For example, there has been criticism that football's forthcoming World Club Championship, which will reach us courtesy of the BBC, is an irrelevance, and that the rights were secured only because nobody else much wanted or needed them. Shennan begs to differ.

And he complains bitterly about the perception that the BBC's rugby coverage is much diminished. "They say we've lost rugby. But we have done a long- term deal for the [rugby league] Challenge Cup, and we'll be covering 90 per cent of the new Six Nations, we just don't have England at Twickenham." It's a pretty big "just," and ITV did broadcast the Rugby World Cup, but I don't want to interrupt his flow. "We did a fantastic deal for European Cup rugby, right under the noses of Sky, who use sport as a battering ram, though it's worth pointing out that four million people watched Bath v Toulouse on Grandstand the other week, while only 70,000 watch the Allied Dunbar [Premiership league] match on Sky."

He is preaching to the converted. We know that sport reaches far more people on terrestrial telly, we just want to know that terrestrial telly, and the BBC in particular, is fully committed to sport. There is certainly no doubting Shennan's commitment, and with Greg Dyke as the incoming director- general, he will soon be answerable to a well-known sports nut. That said, there are plenty of other department heads with their eyes on the Corporation coffers.

We will have to wait and see whether Dyke makes a difference. In the meantime Shennan points, with justifiable pride, to Five Live's radio coverage. Yes, Talk Radio snatched away the contract to cover England's cricket tour of South Africa, "but they made their biggest play for Premier League football and Formula One, and we kept both of them". And a weary yes, the Sports Personality of the Century (to be transmitted this Sunday at 7pm on BBC1) will indeed contain plenty of captions reading "Pictures from Sky Sports" and "Pictures from ITV Sport". "But no other broadcaster would dare try such a programme," Shennan says. "Sky wouldn't promote what they don't have. ITV only really have European football and Formula One. Only the BBC would do it, and do it with editorial rigour."

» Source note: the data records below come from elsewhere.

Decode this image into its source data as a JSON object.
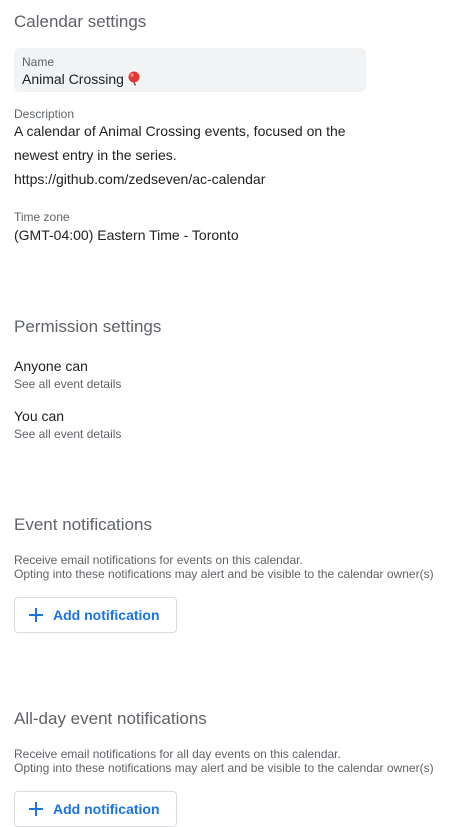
{
  "calendar": {
    "section_title": "Calendar settings",
    "name_label": "Name",
    "name_value": "Animal Crossing",
    "name_emoji_icon": "balloon-icon",
    "description_label": "Description",
    "description_lines": [
      "A calendar of Animal Crossing events, focused on the",
      "newest entry in the series.",
      "https://github.com/zedseven/ac-calendar"
    ],
    "timezone_label": "Time zone",
    "timezone_value": "(GMT-04:00) Eastern Time - Toronto"
  },
  "permissions": {
    "section_title": "Permission settings",
    "anyone_label": "Anyone can",
    "anyone_value": "See all event details",
    "you_label": "You can",
    "you_value": "See all event details"
  },
  "event_notifications": {
    "section_title": "Event notifications",
    "help_line1": "Receive email notifications for events on this calendar.",
    "help_line2": "Opting into these notifications may alert and be visible to the calendar owner(s)",
    "button_label": "Add notification"
  },
  "allday_notifications": {
    "section_title": "All-day event notifications",
    "help_line1": "Receive email notifications for all day events on this calendar.",
    "help_line2": "Opting into these notifications may alert and be visible to the calendar owner(s)",
    "button_label": "Add notification"
  },
  "colors": {
    "accent": "#1a73e8",
    "field_bg": "#f1f3f4",
    "muted_text": "#5f6368"
  }
}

Fair enough. Now, one last question. He lost Des Lynam to ITV, and failed to woo John Francome from Channel 4. These things happen in broadcasting. So what if someone made Shennan a fabulous offer? His expression tells me that there is more chance of Eddie the Eagle being crowned Sports Personality of the Century. But of course, with sport, you just never know.